! b r49 ] 1 7 1 QVO U ` 1 O ! 7, O O ` A / , 81 L 1 O U O S2luaAllegrol\\ .,bJ) ., \ .1at L= LlL /- ]/77Z z``,".. ntt f4 1 ' 4 [ '1 4 `l _ 1 I \ , !(l

t L t , A ! / . ! / . / .Part1ta !BWV 1OO2MolinoAllemanda|',J ."`t4 1 4 A M ( 1` q n o ,1 M:.1 | ` | ^_ ! J Z [1` |.

1`

O 1 S J d` q n O O|

P U Iq | ] IS14Doub1o11. 12, Tempo di Borea? +

||Sonata TBWV 1OO8hfr`t7z!1t ]!] ]

Allegro

Part1ta !!BwV 1OO4ViolinoAllemanda

# ] ]|)]b 1l [l [ 1 ^ r r]] ]] ] ][7 79 t !]] | E]| ]V t tU U U |"

19 [], arpeggio')77l

(

(l i!l.'t ,spcgglo" gehiirt mciglidrerweisc erst zum zwcitcn Vertel. - ,^tpcgglo" possibly bclongr to the sccond crotdrct.

'Sonata !!!BwV 1OO6JUJ ll JJ7

l++++3!l r-- - [ ]4 ] ]] L ]]|})]]] ]

l FJ ! ) J ) L ^r61. D] )7 r`l] 1 | 1191]` ]] ]1|] ]] ]

J ) q J I ) J a ) J+

]+

L'] ] ] ].`trj tr,`` ``

77 .)

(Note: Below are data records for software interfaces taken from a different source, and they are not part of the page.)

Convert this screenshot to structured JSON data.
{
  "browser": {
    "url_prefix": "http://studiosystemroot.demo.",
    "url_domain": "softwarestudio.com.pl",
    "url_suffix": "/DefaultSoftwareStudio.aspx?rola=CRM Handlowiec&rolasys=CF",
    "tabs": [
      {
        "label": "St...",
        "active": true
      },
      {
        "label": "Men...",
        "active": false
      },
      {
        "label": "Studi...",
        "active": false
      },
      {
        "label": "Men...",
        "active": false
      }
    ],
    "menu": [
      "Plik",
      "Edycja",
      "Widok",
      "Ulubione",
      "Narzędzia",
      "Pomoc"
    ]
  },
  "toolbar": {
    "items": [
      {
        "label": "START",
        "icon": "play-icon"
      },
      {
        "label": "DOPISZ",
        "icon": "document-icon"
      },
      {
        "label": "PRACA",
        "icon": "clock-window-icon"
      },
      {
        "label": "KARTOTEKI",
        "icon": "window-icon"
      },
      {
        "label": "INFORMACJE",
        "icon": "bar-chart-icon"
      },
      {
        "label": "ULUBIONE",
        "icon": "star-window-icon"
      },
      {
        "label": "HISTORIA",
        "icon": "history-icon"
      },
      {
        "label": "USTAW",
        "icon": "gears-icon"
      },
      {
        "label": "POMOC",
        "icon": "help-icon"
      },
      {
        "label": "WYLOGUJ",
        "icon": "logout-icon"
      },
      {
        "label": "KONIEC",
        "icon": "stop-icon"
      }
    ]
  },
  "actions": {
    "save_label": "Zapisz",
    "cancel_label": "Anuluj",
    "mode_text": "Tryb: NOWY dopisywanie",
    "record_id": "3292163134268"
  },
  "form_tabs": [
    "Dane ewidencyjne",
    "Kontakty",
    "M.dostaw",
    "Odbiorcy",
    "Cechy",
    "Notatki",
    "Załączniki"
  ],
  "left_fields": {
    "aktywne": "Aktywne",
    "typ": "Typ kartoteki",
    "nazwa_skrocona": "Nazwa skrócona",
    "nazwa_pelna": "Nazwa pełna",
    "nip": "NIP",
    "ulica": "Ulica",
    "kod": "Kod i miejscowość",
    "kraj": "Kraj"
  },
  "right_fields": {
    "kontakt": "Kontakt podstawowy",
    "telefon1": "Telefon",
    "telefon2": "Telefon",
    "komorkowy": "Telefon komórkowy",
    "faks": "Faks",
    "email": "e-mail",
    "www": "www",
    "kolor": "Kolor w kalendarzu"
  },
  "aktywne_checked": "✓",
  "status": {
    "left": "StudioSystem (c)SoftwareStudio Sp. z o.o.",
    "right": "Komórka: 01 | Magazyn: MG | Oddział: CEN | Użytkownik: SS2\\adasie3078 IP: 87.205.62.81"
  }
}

Part1ta !!!BWV 1OO6ViolinoPreludiodJ| | ` ` 1 ` ` ` ` ` L ! ` ` 1 ` ` ` ` ` ` JdLJd

Gavotte en Rondeau tr